I was ten years old in 1980 when I first saw Terry Fox. Our family was one that paid attention to the national news. I grew up in a time when you could count the number of television networks on one hand, and the newspaper I read was made of paper, the only option. As soon as I heard Terry’s story, on April 12th, 1980, I was inspired, and I was added to what would become a long list of his supporters, admirers, and those who called him their hero. Every morning and evening, I was filled with that hope that Terry would have a good run each day, that more and more Canadians would learn his story, and lots of funds would be raised to make his dream, a world without cancer, come true. Terry is my hero still today. In tough times, I sometimes imagine the sound of his steps, that sound we can all identify if we hear it with our eyes closed, and I remind myself of how tenacious he was, how determined, how stubborn, how tough. Imagining that sound always makes me think I can get through anything. Now, almost four decades later, I am a mother, a wife, a teacher, a daughter, a friend.
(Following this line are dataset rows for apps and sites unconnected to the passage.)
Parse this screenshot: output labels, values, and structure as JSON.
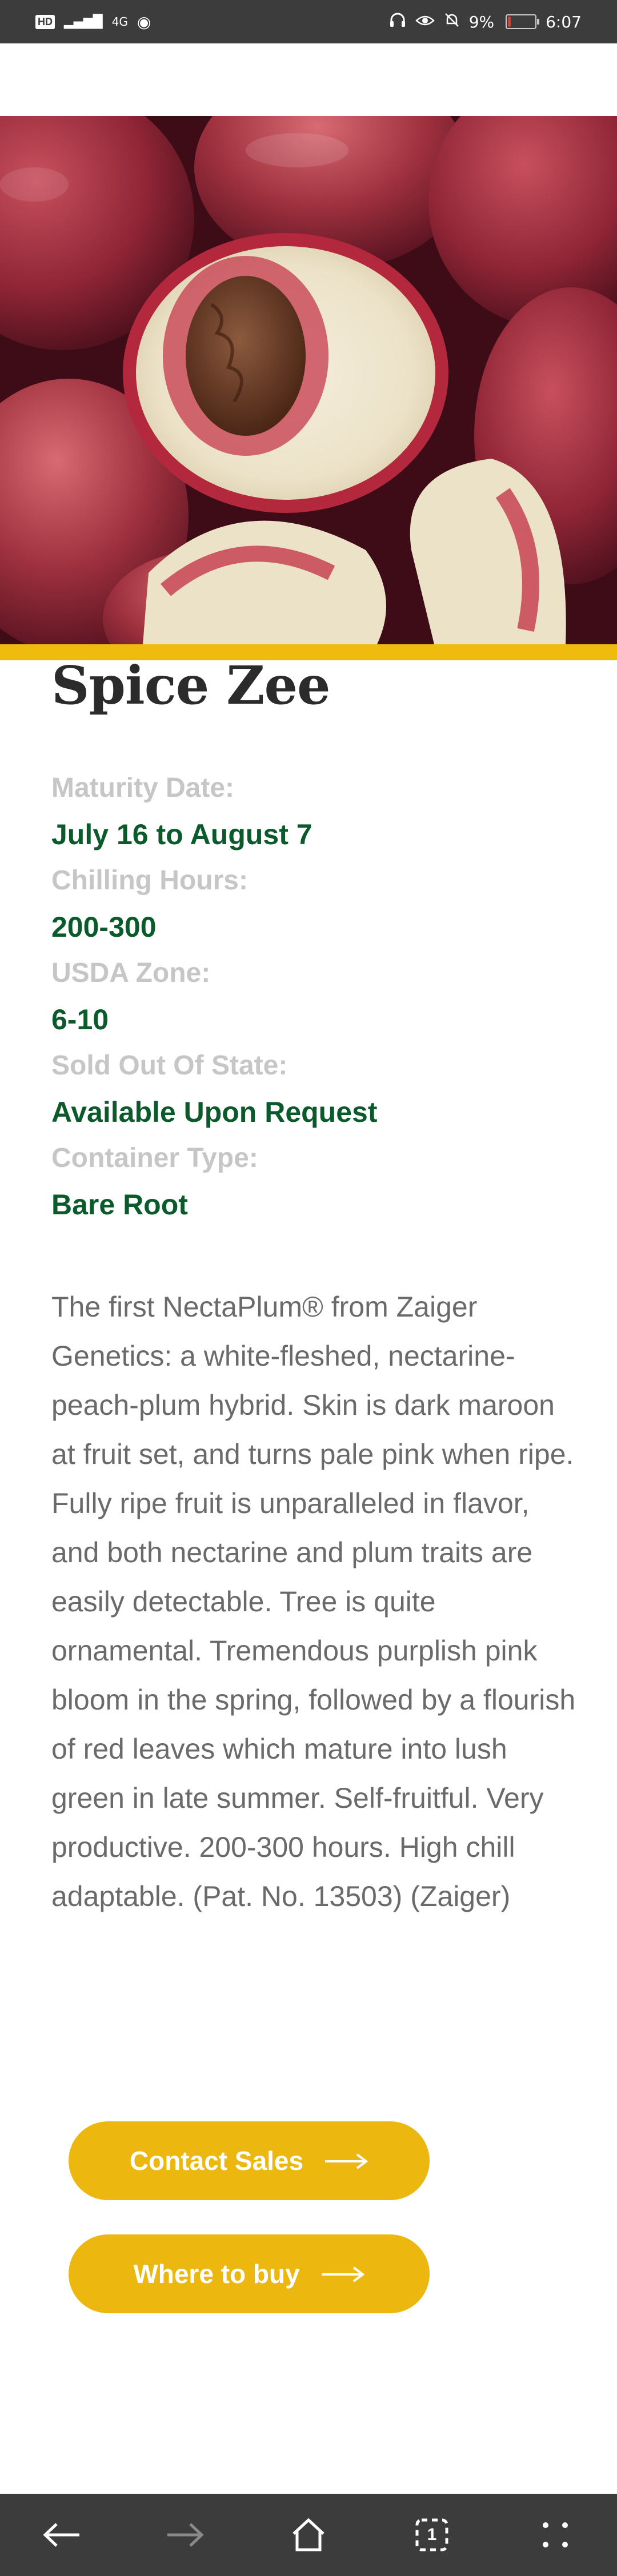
{
  "status_bar": {
    "hd": "HD",
    "signal": "4G",
    "battery": "9%",
    "time": "6:07"
  },
  "product": {
    "title": "Spice Zee",
    "specs": [
      {
        "label": "Maturity Date:",
        "value": "July 16 to August 7"
      },
      {
        "label": "Chilling Hours:",
        "value": "200-300"
      },
      {
        "label": "USDA Zone:",
        "value": "6-10"
      },
      {
        "label": "Sold Out Of State:",
        "value": "Available Upon Request"
      },
      {
        "label": "Container Type:",
        "value": "Bare Root"
      }
    ],
    "description": "The first NectaPlum® from Zaiger Genetics: a white-fleshed, nectarine-peach-plum hybrid. Skin is dark maroon at fruit set, and turns pale pink when ripe. Fully ripe fruit is unparalleled in flavor, and both nectarine and plum traits are easily detectable. Tree is quite ornamental. Tremendous purplish pink bloom in the spring, followed by a flourish of red leaves which mature into lush green in late summer. Self-fruitful. Very productive. 200-300 hours. High chill adaptable. (Pat. No. 13503) (Zaiger)"
  },
  "buttons": {
    "contact_sales": "Contact Sales",
    "where_to_buy": "Where to buy"
  },
  "nav": {
    "tab_count": "1"
  },
  "colors": {
    "accent_yellow": "#ecb70e",
    "value_green": "#0b5a2b",
    "label_gray": "#c6c6c6"
  }
}
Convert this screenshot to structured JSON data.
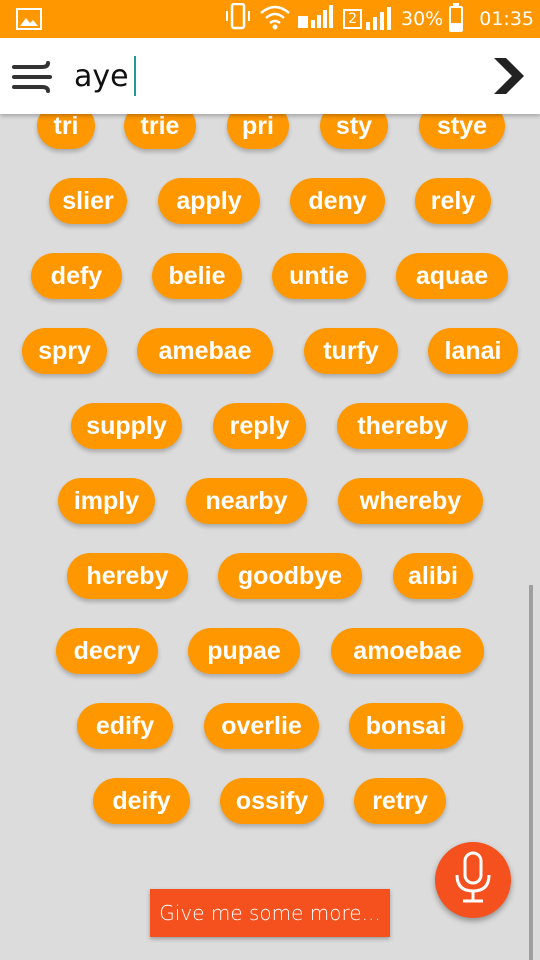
{
  "status_bar": {
    "battery_percent": "30%",
    "time": "01:35",
    "sim_badge": "2",
    "battery_level": 0.3,
    "icons": [
      "image-icon",
      "vibrate-icon",
      "wifi-icon",
      "signal-icon",
      "signal-icon",
      "battery-icon"
    ]
  },
  "search": {
    "value": "aye",
    "menu_icon": "wind-icon",
    "go_icon": "chevron-right-icon"
  },
  "words": [
    "tri",
    "trie",
    "pri",
    "sty",
    "stye",
    "slier",
    "apply",
    "deny",
    "rely",
    "defy",
    "belie",
    "untie",
    "aquae",
    "spry",
    "amebae",
    "turfy",
    "lanai",
    "supply",
    "reply",
    "thereby",
    "imply",
    "nearby",
    "whereby",
    "hereby",
    "goodbye",
    "alibi",
    "decry",
    "pupae",
    "amoebae",
    "edify",
    "overlie",
    "bonsai",
    "deify",
    "ossify",
    "retry"
  ],
  "more_button": "Give me some more...",
  "mic_icon": "microphone-icon",
  "colors": {
    "accent": "#ff9800",
    "action": "#f4511e",
    "background": "#dcdcdc"
  }
}
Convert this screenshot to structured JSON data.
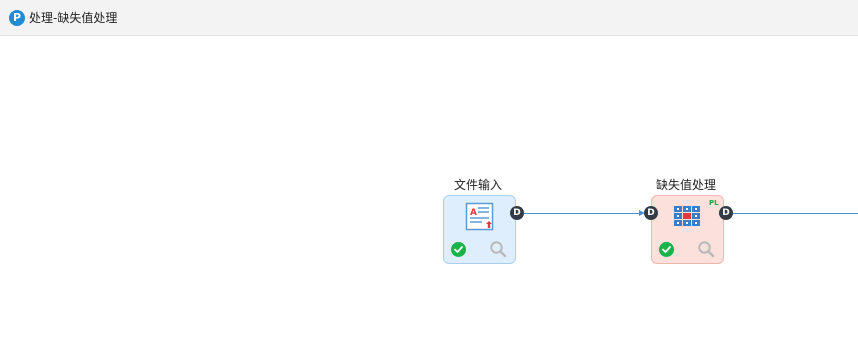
{
  "window": {
    "title": "处理-缺失值处理",
    "app_icon_letter": "P"
  },
  "nodes": [
    {
      "label": "文件输入",
      "icon": "file-input-icon",
      "status_icon": "check-circle-icon",
      "action_icon": "magnifier-icon",
      "output_port": "D"
    },
    {
      "label": "缺失值处理",
      "icon": "missing-value-grid-icon",
      "badge": "PL",
      "status_icon": "check-circle-icon",
      "action_icon": "magnifier-icon",
      "input_port": "D",
      "output_port": "D"
    }
  ],
  "colors": {
    "link": "#4a90d9",
    "status_ok": "#19b34a",
    "input_node_bg": "#dfeefc",
    "missing_node_bg": "#fbe0dc"
  }
}
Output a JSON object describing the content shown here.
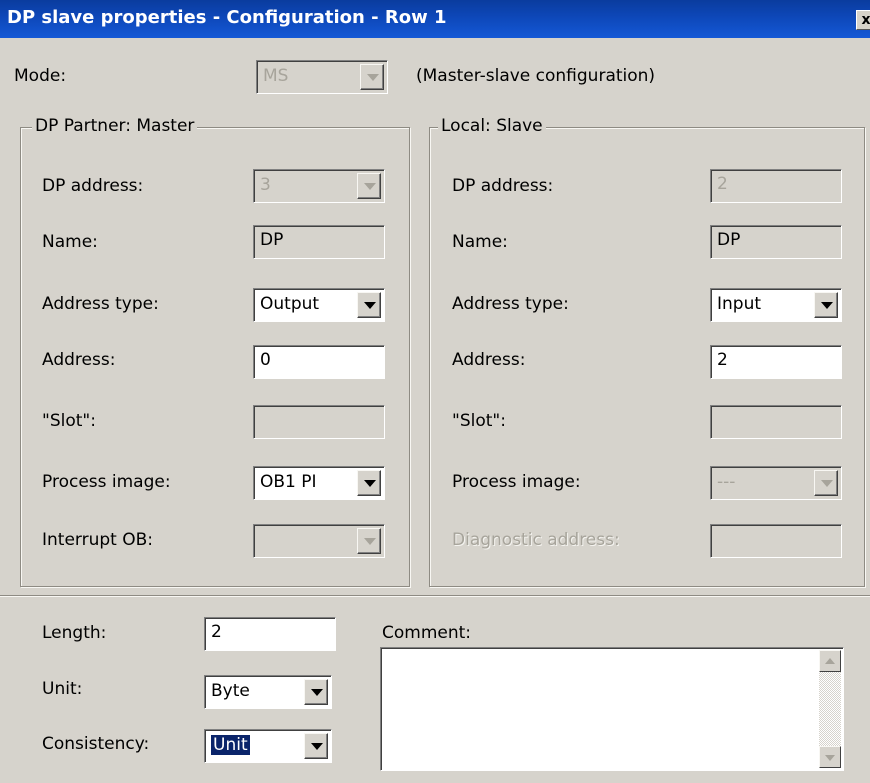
{
  "window": {
    "title": "DP slave properties - Configuration - Row 1",
    "close_symbol": "x"
  },
  "mode": {
    "label": "Mode:",
    "value": "MS",
    "description": "(Master-slave configuration)"
  },
  "master": {
    "group_title": "DP Partner: Master",
    "dp_address_label": "DP address:",
    "dp_address_value": "3",
    "name_label": "Name:",
    "name_value": "DP",
    "address_type_label": "Address type:",
    "address_type_value": "Output",
    "address_label": "Address:",
    "address_value": "0",
    "slot_label": "\"Slot\":",
    "slot_value": "",
    "process_image_label": "Process image:",
    "process_image_value": "OB1 PI",
    "interrupt_ob_label": "Interrupt OB:",
    "interrupt_ob_value": ""
  },
  "slave": {
    "group_title": "Local: Slave",
    "dp_address_label": "DP address:",
    "dp_address_value": "2",
    "name_label": "Name:",
    "name_value": "DP",
    "address_type_label": "Address type:",
    "address_type_value": "Input",
    "address_label": "Address:",
    "address_value": "2",
    "slot_label": "\"Slot\":",
    "slot_value": "",
    "process_image_label": "Process image:",
    "process_image_value": "---",
    "diagnostic_address_label": "Diagnostic address:",
    "diagnostic_address_value": ""
  },
  "bottom": {
    "length_label": "Length:",
    "length_value": "2",
    "unit_label": "Unit:",
    "unit_value": "Byte",
    "consistency_label": "Consistency:",
    "consistency_value": "Unit",
    "comment_label": "Comment:",
    "comment_value": ""
  },
  "colors": {
    "titlebar": "#0d46b6",
    "dialog_bg": "#d6d3cc",
    "selection": "#0a246a"
  }
}
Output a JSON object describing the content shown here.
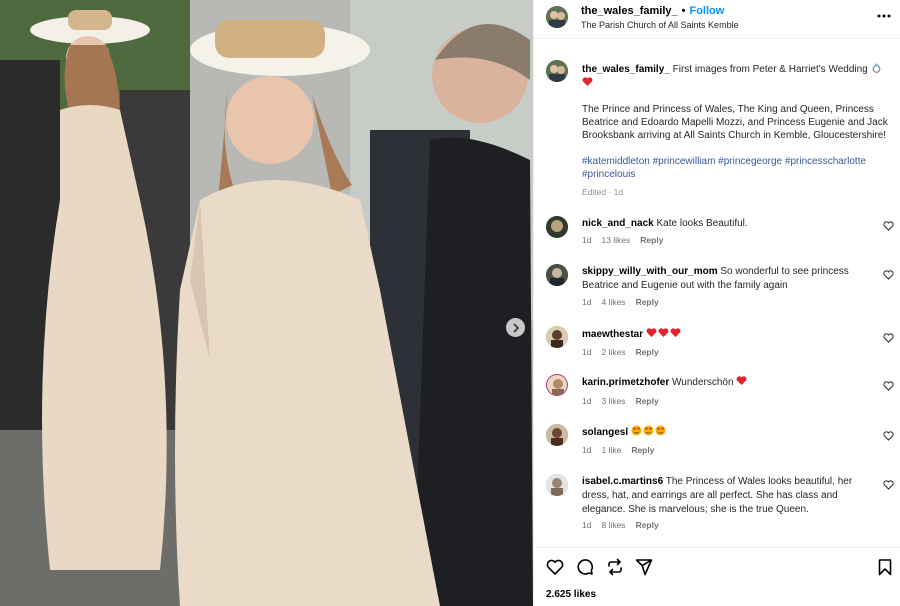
{
  "post": {
    "username": "the_wales_family_",
    "separator": "•",
    "follow_label": "Follow",
    "location": "The Parish Church of All Saints Kemble",
    "more_icon": "more-horizontal-icon"
  },
  "caption": {
    "username": "the_wales_family_",
    "text": "First images from Peter & Harriet's Wedding",
    "body": "The Prince and Princess of Wales, The King and Queen, Princess Beatrice and Edoardo Mapelli Mozzi, and Princess Eugenie and Jack Brooksbank arriving at All Saints Church in Kemble, Gloucestershire!",
    "hashtags": "#katemiddleton #princewilliam #princegeorge #princesscharlotte #princelouis",
    "edited": "Edited · 1d"
  },
  "comments": [
    {
      "username": "nick_and_nack",
      "text": "Kate looks Beautiful.",
      "age": "1d",
      "likes": "13 likes",
      "reply": "Reply"
    },
    {
      "username": "skippy_willy_with_our_mom",
      "text": "So wonderful to see princess Beatrice and Eugenie out with the family again",
      "age": "1d",
      "likes": "4 likes",
      "reply": "Reply"
    },
    {
      "username": "maewthestar",
      "text": "",
      "age": "1d",
      "likes": "2 likes",
      "reply": "Reply"
    },
    {
      "username": "karin.primetzhofer",
      "text": "Wunderschön",
      "age": "1d",
      "likes": "3 likes",
      "reply": "Reply"
    },
    {
      "username": "solangesl",
      "text": "",
      "age": "1d",
      "likes": "1 like",
      "reply": "Reply"
    },
    {
      "username": "isabel.c.martins6",
      "text": "The Princess of Wales looks beautiful, her dress, hat, and earrings are all perfect. She has class and elegance. She is marvelous; she is the true Queen.",
      "age": "1d",
      "likes": "8 likes",
      "reply": "Reply"
    }
  ],
  "actions": {
    "like_icon": "heart-icon",
    "comment_icon": "comment-icon",
    "repost_icon": "repost-icon",
    "share_icon": "send-icon",
    "save_icon": "bookmark-icon",
    "likes_count": "2.625 likes"
  },
  "carousel": {
    "next_icon": "chevron-right-icon"
  },
  "colors": {
    "link": "#0095f6",
    "hashtag": "#385898",
    "heart": "#ed4956",
    "muted": "#737373"
  }
}
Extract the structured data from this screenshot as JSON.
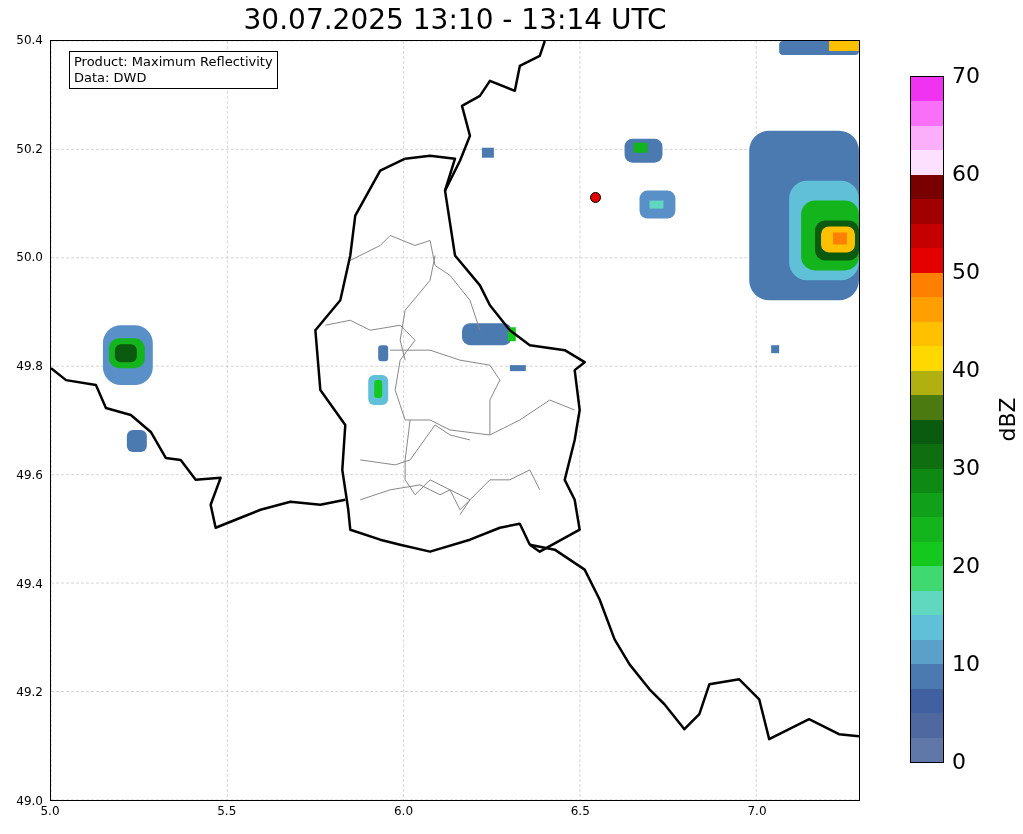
{
  "title": "30.07.2025 13:10 - 13:14 UTC",
  "map": {
    "info_lines": [
      "Product: Maximum Reflectivity",
      "Data: DWD"
    ],
    "x_ticks": [
      "5.0",
      "5.5",
      "6.0",
      "6.5",
      "7.0"
    ],
    "y_ticks": [
      "50.4",
      "50.2",
      "50.0",
      "49.8",
      "49.6",
      "49.4",
      "49.2",
      "49.0"
    ]
  },
  "colorbar": {
    "label": "dBZ",
    "ticks": [
      "70",
      "60",
      "50",
      "40",
      "30",
      "20",
      "10",
      "0"
    ],
    "bands": [
      {
        "color": "#f033f0"
      },
      {
        "color": "#f870f8"
      },
      {
        "color": "#fbaffb"
      },
      {
        "color": "#fde0fd"
      },
      {
        "color": "#780000"
      },
      {
        "color": "#a00000"
      },
      {
        "color": "#c40000"
      },
      {
        "color": "#e40000"
      },
      {
        "color": "#ff8000"
      },
      {
        "color": "#ffa000"
      },
      {
        "color": "#ffc000"
      },
      {
        "color": "#ffd800"
      },
      {
        "color": "#b0b010"
      },
      {
        "color": "#4a7a10"
      },
      {
        "color": "#0a5a10"
      },
      {
        "color": "#0e6e10"
      },
      {
        "color": "#0e8a14"
      },
      {
        "color": "#10a01a"
      },
      {
        "color": "#14b41c"
      },
      {
        "color": "#14c81e"
      },
      {
        "color": "#40d870"
      },
      {
        "color": "#60d8c0"
      },
      {
        "color": "#60c0d8"
      },
      {
        "color": "#5aa0c8"
      },
      {
        "color": "#4a7ab0"
      },
      {
        "color": "#4060a0"
      },
      {
        "color": "#5068a0"
      },
      {
        "color": "#6078a8"
      }
    ]
  }
}
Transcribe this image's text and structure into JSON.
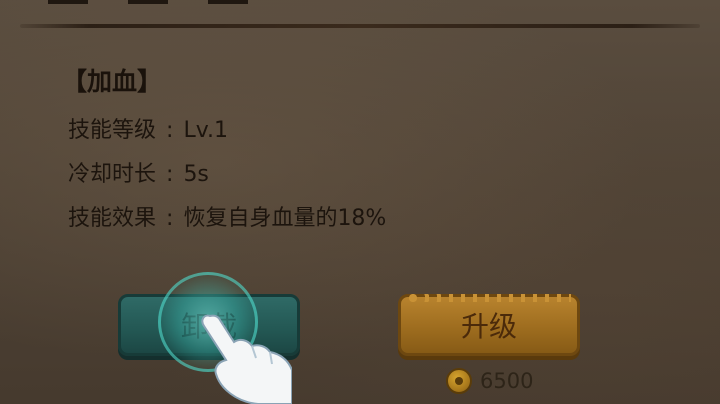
{
  "skill": {
    "name": "【加血】",
    "details": [
      {
        "label": "技能等级",
        "sep": ":",
        "value": "Lv.1"
      },
      {
        "label": "冷却时长",
        "sep": ":",
        "value": "5s"
      },
      {
        "label": "技能效果",
        "sep": ":",
        "value": "恢复自身血量的18%"
      }
    ]
  },
  "buttons": {
    "unload_label": "卸载",
    "upgrade_label": "升级"
  },
  "cost": {
    "icon": "coin-icon",
    "value": "6500"
  },
  "colors": {
    "unload_button": "#2f6a66",
    "upgrade_button": "#b8832e",
    "tap_highlight": "#50dccd"
  }
}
Like many Canadians, I’ve lost way too many people to cancer, including my best friend. I work hard to teach those young Canadians who pass through classrooms in front of me Terry’s story. Each year, I wipe tears from my eyes as we watch footage in school of the 143 days Terry was on the road. I teach our sons to keep Terry in their hearts. I feel privileged to be a volunteer with the Terry Fox Foundation. Every story I read, see, and hear shows what an impact Terry has had on Canada and on the world. Let’s all keep sharing our stories so we can remember this remarkable Canadian, and so that someday we can together, always guided by his spirit, achieve Terry’s dream: A world without cancer.